Julie Tippens

Julie Tippens

Assistant Professor

2016, DrPH, Maternal and Child Health, University of Arizona College of Public Health
2016, Certificate, Medical Anthropology, University of Arizona School of Anthropology
2008, M.P.H., Social and Behavioral Health, Temple University College of Public Health
2006, M.A., International Peace and Conflict Resolution, Arcadia University
2001, B.A., English Literature, Fordham University

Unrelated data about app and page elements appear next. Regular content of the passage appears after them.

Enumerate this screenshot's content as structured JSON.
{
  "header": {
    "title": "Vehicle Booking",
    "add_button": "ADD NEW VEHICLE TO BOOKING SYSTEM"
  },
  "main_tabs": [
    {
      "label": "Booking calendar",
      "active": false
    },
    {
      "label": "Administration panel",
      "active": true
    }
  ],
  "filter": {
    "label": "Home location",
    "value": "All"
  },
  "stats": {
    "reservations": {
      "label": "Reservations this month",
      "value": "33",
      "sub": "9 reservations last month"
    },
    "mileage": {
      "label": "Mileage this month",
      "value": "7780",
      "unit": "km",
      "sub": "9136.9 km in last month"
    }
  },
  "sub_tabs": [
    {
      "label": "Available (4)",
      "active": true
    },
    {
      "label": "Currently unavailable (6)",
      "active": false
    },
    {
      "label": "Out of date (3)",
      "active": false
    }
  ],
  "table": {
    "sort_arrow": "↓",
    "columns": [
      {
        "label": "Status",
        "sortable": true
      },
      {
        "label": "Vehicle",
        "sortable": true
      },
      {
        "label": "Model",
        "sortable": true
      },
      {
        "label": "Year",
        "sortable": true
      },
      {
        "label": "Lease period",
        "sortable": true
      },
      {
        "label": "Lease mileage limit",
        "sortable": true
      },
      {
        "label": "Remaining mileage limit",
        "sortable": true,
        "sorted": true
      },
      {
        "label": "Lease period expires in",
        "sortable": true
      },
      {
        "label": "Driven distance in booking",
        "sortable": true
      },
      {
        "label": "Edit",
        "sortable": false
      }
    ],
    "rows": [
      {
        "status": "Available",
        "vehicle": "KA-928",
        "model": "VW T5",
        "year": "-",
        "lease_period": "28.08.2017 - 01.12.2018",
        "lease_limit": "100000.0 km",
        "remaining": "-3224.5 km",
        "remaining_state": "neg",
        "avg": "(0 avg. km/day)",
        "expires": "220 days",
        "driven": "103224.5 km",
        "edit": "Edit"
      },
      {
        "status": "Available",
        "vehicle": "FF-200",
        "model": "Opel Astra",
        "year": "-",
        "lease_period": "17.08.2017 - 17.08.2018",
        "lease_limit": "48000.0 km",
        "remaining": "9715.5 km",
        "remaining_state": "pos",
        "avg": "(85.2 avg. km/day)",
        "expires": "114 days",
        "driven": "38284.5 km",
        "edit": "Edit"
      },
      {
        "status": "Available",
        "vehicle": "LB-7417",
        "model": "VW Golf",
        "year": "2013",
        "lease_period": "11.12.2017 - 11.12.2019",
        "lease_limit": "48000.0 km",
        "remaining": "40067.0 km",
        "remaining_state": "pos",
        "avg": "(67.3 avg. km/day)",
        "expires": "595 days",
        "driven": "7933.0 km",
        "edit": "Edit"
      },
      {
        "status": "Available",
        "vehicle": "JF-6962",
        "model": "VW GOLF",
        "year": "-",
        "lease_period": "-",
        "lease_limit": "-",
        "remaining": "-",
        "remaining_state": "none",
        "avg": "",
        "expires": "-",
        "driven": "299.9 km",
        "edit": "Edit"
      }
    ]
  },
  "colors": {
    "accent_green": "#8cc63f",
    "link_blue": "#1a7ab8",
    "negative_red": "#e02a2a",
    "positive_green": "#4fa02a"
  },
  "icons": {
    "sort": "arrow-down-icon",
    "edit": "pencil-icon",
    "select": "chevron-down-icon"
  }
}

I am a community-engaged researcher specializing in forced migration, refugees, global health, and East Africa. I have spent more than 15 years working as a practitioner and researcher with refugees and asylum seekers in the U.S., Southeast Asia (Thailand), and East Africa (Kenya and Tanzania); my continuing ethnographic work focuses on refugees’ social support in Kenya, both in Nairobi’s urban informal settlements and in Kakuma refugee camp. I have institutional affiliations with the Moi University Centre for Peace and Reconciliation in Kenya. My research centers on the following broad themes: (1) intergenerational social support among forcibly displaced persons, (2) community-based approaches to enhancing psychosocial wellbeing and increasing resilience among displaced persons and groups, (3) the role(s) of community health workers (CHWs) in addressing refugees’ maternal mental and physical health, and (4) building community capacity and health outreach infrastructures to address refugee health in low- and middle-income countries.   

My current role is as an Assistant Professor in the Department of Child, Youth and Family Studies at the University of Nebraska-Lincoln. Prior to beginning at UNL, I completed doctoral training in global maternal and child health and medical anthropology at the University of Arizona. I teach undergraduate courses in refugee health and wellbeing, master’s-level classes in family migration and humanitarian NGOs, and a doctoral seminar in international research methods.  

In my spare time, I can be found drinking coffee or Zanzibar spiced chai, snapping photographs, reading, and exploring new places with my spouse, Mohamed, and our dog (Desmond) and cat (Bernie). 

I am interested in working with graduate students whose work centers on any of the following areas: ethnographic and qualitative inquiry, forced migration/refugees, global health, or sub-Saharan Africa.